The president is well within his rights to deny or challenge the reporting of those who cover him. What is problematic, however, is the demonization of those who have the gall to question his statements, to point out his lies, or to report on the happenings going on within his administration, whether obtained by confidential sources or public documents.
I’ve already lived through one period of time where my patriotism has been wrongly questioned, so I’ve built a thick skin against such attacks. I’m not afraid to point out the errant opinions and statements made by this or any other political leader. Such social “checks” on lawmakers or other figures are necessary for society to flourish, and it’s incumbent on journalists across the nation to keep the pressure on during this troubling era of American politics.
Sadly, journalism as a profession is struggling in other ways, and it’s not just because of social media or due to a president that views newshounds as the “enemy.” The internet is still a relatively young phenomenon, and newspapers across the country continue to fail in finding ways to adapt to it. Headlines on a weekly basis highlight how digital newsrooms are cutting back staff, which comes at a huge cost to the public: the loss in potential stories those talented journalists could have covered were they still employed by those organizations.
But during such times of anxiety, we can take note of the things that are problematic, and find ways to change for the better. The issues that we see in Washington today are exposing deep fissures in our democracy, some of which can be prevented from happening again in the future if we’re willing to do the hard work to make it so. Reforms to our government processes and resistance to objectionable measures being carried out by this administration and others must be made known, and what’s more, countered against by those able to speak out.
We can also find ways to make journalism on the internet work. We can make improvements where others have failed, and determine a sustainable way in which people can continue to receive information from newsrooms that is imperative for them to know and understand.
A journalist’s work is often thankless — people assume that reporting on the issues will always happen, but behind every story is a person who did the work to get it to your computer or phone screen.
Thankless though it is, a journalist’s work provides great value, whether to a small community or to a broader set of readers across the nation.
I’m excited to be a part of this mission with VozWire, to continue on the next step of journalism as it continues to try and figure out this digital age.
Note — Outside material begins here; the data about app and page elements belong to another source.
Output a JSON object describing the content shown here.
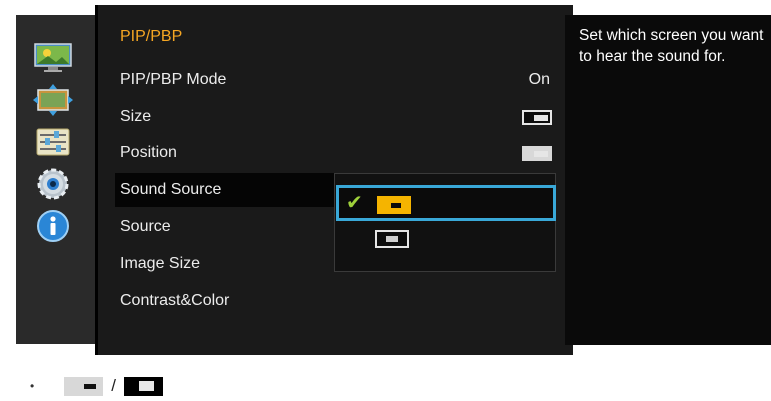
{
  "menu": {
    "title": "PIP/PBP",
    "items": [
      {
        "label": "PIP/PBP Mode",
        "value": "On"
      },
      {
        "label": "Size"
      },
      {
        "label": "Position"
      },
      {
        "label": "Sound Source"
      },
      {
        "label": "Source"
      },
      {
        "label": "Image Size"
      },
      {
        "label": "Contrast&Color"
      }
    ]
  },
  "help": {
    "text": "Set which screen you want to hear the sound for."
  },
  "legend": {
    "separator": "/"
  },
  "icons": [
    "picture-icon",
    "onscreen-display-icon",
    "settings-sliders-icon",
    "gear-icon",
    "info-icon"
  ],
  "colors": {
    "accent_title": "#f5a623",
    "selection_border": "#39a8d8",
    "check": "#9fd13b"
  }
}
This site aims to be the turning point of media for the web, and I’m thrilled to have a hand in it. I invite you to check back often, to read all of the writers’ works on this site, and to continue to support journalism in the years ahead.
Your support, of this site and others, may well be the key factor in ensuring our democracy’s survival.
Featured image credit: Eric Bailey/Wikimedia